According to IC § 9-20-6-11(b), "[a] person may not violate the terms or conditions of a special permit."
IC § 9-20-18-14.5 authorizes the Department to impose civil penalties against Motor Carriers that obtain a permit under IC Art. 9-20 and violate IC Art. 9-20 ("Permit Violation Civil Penalty") or are required, but fail, to obtain a permit under IC Art. 9-20 ("No Permit Civil Penalty"). IC § 9-20-18-14.5(c) provides that a person "who transports vehicles or loads subject to this article and fails to obtain a permit required under this article is subject to a civil penalty . . . ." According to IC § 9-20-18-14.5(b), the Department may also subject a person to a civil penalty if the person "obtains a permit under" IC Art. 9-20 and violates IC Art. 9-20 by being overweight or oversize.
IC § 6-8.1-1-1 states that fees and penalties stemming from IC Art. 9-20 violations are a "listed tax." These listed taxes are in addition to and separate from any arrangement or agreement made with a local court or political subdivision regarding the traffic stop.
In this case, Taxpayer denies that the vehicle was 5,000 pounds overweight, that it obtained two costly successive oversize/overweight permits, and that it is a small company doing its best to comply with Indiana law.
The Department has no reason to quarrel with many of the Taxpayer's arguments; its vehicle was 3,080 pounds over the amount permitted and not 5,000 pounds over the limit. Taxpayer did indeed subsequently obtain a second permit allowing its vehicle to travel at its originally intended weight. In addition, the Department has nothing to indicate that Taxpayer has done anything other than its best to comply with Indiana's vehicular size and weight requirements.
However, the plain fact is that Taxpayer's vehicle was - on this occasion - overweight by a not insubstantial number. The imposition of the $1,000 penalty was justified by both the facts and law, and the Department finds no compelling evidence to find otherwise.
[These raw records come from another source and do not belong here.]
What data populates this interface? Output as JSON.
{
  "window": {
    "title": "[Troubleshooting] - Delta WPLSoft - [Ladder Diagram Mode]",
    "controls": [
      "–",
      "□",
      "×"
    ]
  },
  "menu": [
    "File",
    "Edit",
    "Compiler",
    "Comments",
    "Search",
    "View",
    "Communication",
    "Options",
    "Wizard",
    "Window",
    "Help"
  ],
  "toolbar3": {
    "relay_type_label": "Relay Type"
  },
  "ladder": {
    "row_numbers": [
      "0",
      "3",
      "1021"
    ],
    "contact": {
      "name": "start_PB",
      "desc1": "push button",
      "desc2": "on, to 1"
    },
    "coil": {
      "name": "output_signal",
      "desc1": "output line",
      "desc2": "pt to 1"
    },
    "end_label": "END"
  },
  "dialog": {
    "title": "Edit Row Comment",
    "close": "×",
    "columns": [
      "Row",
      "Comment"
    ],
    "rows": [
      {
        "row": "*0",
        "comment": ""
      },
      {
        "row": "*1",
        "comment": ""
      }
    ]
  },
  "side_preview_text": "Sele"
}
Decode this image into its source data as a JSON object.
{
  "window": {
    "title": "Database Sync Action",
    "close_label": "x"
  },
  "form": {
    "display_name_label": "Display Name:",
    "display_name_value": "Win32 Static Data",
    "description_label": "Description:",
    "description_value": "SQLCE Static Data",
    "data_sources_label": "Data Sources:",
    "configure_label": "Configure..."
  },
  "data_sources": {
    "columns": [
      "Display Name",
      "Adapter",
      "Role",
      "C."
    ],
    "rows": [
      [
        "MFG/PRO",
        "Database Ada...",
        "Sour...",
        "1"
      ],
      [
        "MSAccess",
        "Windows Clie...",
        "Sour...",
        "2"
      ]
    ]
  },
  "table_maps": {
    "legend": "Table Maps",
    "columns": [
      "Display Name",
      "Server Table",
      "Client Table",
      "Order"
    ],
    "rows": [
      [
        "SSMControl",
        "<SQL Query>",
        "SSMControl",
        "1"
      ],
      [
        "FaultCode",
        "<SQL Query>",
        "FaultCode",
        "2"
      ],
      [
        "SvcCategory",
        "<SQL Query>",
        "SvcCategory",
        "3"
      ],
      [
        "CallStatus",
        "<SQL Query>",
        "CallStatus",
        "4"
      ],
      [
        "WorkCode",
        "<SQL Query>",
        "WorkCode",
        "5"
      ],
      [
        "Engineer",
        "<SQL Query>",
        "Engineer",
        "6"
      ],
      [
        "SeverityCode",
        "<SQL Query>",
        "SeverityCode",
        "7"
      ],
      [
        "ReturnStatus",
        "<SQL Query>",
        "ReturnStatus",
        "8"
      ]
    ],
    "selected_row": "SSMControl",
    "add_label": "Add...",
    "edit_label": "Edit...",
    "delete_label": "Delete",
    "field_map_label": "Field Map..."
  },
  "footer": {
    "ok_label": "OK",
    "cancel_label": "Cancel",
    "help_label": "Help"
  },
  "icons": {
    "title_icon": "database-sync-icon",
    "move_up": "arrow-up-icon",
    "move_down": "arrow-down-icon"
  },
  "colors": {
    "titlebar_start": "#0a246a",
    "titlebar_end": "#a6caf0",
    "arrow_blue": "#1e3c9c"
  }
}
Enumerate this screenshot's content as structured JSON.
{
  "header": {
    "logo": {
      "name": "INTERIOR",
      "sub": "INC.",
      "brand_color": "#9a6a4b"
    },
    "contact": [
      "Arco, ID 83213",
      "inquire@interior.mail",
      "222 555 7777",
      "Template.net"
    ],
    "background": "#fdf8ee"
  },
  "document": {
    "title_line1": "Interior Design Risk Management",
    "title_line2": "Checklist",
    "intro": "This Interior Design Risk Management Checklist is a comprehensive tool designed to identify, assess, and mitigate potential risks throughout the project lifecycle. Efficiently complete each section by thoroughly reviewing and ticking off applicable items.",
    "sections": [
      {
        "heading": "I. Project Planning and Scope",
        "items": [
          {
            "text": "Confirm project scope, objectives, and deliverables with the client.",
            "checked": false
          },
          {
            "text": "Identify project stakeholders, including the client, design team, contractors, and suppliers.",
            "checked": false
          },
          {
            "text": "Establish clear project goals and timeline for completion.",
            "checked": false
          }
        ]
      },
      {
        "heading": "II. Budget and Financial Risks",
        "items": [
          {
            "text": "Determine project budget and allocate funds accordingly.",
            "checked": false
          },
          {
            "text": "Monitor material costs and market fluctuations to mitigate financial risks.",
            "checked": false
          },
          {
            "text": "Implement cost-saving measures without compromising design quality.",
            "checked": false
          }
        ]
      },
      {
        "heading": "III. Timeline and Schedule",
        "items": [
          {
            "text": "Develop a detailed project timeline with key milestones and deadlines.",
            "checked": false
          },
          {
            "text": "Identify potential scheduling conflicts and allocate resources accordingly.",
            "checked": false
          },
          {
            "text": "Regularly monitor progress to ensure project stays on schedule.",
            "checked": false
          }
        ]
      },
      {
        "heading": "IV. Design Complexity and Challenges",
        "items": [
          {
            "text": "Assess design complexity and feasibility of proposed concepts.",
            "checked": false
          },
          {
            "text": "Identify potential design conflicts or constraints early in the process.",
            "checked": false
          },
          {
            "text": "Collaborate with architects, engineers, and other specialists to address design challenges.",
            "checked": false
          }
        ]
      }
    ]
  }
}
Taxpayer's protest is respectfully denied.
Posted: 08/25/2021 by Legislative Services Agency
Composed: Nov 27,2022 1:37:20PM EST
version of this document.